_Your objective_.
Copy the lines below that contain "from".

_Data for this exercise_.
::::::
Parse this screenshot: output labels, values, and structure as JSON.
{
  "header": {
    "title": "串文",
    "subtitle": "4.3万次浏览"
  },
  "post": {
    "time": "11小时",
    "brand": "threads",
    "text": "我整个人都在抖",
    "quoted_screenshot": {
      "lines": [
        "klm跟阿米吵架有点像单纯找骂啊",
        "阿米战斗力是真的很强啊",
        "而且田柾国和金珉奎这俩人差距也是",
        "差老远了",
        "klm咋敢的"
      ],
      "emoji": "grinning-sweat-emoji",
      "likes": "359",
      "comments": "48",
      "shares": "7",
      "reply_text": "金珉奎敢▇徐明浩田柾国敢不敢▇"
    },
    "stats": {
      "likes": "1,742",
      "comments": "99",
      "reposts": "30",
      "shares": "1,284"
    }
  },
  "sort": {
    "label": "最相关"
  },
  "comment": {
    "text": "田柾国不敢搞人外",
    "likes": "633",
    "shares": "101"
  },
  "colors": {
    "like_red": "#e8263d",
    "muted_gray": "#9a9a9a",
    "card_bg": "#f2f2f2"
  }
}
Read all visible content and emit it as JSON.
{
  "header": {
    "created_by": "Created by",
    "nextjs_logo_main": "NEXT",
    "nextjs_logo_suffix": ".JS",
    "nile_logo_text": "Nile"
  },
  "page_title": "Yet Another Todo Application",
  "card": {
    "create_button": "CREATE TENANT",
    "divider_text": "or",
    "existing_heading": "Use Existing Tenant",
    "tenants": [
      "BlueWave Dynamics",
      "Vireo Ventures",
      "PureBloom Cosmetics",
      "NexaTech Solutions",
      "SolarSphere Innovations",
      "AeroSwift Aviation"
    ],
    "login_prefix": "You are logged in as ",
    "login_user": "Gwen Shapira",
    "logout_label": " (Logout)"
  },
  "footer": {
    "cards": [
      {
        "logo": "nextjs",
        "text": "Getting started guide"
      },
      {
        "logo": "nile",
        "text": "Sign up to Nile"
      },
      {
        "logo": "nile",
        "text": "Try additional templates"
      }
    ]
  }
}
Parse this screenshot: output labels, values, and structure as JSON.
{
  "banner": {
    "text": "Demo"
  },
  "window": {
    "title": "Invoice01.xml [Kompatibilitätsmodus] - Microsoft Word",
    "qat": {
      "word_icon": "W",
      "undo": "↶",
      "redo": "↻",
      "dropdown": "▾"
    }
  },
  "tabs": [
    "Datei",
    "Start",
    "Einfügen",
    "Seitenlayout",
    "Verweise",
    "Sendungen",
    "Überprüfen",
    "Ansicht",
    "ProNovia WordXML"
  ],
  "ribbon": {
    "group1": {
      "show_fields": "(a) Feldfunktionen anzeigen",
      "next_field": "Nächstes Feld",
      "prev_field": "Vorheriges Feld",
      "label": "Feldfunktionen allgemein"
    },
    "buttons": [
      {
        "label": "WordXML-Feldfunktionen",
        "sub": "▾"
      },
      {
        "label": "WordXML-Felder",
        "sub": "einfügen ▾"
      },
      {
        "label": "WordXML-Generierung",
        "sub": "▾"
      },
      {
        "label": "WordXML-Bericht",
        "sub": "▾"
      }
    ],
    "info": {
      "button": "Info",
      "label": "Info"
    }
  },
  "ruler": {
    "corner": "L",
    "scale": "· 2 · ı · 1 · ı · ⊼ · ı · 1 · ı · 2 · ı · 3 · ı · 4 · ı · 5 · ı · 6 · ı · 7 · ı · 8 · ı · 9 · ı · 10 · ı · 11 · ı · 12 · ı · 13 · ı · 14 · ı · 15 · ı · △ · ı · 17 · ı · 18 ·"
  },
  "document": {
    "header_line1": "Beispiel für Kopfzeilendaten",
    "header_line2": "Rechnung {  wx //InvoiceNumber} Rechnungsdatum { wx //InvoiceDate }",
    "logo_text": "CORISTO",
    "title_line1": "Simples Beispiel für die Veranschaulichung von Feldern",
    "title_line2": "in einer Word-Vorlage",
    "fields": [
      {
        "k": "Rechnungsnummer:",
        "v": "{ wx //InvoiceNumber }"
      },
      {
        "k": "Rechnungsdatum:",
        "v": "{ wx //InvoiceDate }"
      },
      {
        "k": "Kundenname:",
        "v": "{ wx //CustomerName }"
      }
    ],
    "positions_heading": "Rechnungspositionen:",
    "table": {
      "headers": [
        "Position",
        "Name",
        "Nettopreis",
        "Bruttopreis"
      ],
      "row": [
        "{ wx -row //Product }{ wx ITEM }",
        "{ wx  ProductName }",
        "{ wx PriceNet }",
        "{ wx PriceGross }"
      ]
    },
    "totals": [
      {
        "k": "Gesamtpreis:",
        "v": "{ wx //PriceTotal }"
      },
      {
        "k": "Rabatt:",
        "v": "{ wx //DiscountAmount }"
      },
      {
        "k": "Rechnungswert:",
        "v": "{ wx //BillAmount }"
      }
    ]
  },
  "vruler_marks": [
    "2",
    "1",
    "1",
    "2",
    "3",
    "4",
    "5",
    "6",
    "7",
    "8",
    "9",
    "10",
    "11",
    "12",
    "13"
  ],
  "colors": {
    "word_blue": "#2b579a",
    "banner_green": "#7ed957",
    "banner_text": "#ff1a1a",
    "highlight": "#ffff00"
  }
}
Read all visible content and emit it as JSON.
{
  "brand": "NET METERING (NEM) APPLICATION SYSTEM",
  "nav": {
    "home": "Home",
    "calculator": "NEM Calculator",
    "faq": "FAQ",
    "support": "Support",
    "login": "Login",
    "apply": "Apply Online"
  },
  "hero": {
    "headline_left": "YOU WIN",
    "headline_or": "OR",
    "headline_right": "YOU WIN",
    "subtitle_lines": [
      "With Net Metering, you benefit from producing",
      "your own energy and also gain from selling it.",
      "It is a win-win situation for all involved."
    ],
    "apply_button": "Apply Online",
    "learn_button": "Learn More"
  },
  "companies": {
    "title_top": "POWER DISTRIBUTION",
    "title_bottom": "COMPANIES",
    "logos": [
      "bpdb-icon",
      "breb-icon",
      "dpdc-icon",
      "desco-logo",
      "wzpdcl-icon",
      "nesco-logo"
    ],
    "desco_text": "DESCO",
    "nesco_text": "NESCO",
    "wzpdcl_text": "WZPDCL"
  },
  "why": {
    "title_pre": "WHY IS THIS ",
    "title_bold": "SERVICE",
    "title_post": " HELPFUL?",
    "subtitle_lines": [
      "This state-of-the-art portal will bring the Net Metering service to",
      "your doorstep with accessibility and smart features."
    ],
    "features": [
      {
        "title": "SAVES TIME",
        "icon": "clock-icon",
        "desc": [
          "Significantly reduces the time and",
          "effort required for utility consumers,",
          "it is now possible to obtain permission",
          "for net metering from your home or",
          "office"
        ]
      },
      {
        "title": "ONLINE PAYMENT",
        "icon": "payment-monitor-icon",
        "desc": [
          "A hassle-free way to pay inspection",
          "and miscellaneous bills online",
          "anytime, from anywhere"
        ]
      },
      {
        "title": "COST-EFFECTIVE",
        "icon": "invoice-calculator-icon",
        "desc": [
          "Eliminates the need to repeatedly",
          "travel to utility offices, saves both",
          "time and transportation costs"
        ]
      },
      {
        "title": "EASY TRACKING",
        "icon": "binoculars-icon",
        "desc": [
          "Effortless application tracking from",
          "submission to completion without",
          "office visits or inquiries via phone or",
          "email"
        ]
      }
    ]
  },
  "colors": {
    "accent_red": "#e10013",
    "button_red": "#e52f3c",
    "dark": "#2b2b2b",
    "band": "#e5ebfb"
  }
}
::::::
_Task answer_.
      "With Net Metering, you benefit from producing",
      "your own energy and also gain from selling it.",
          "for net metering from your home or",
          "anytime, from anywhere"
          "Effortless application tracking from",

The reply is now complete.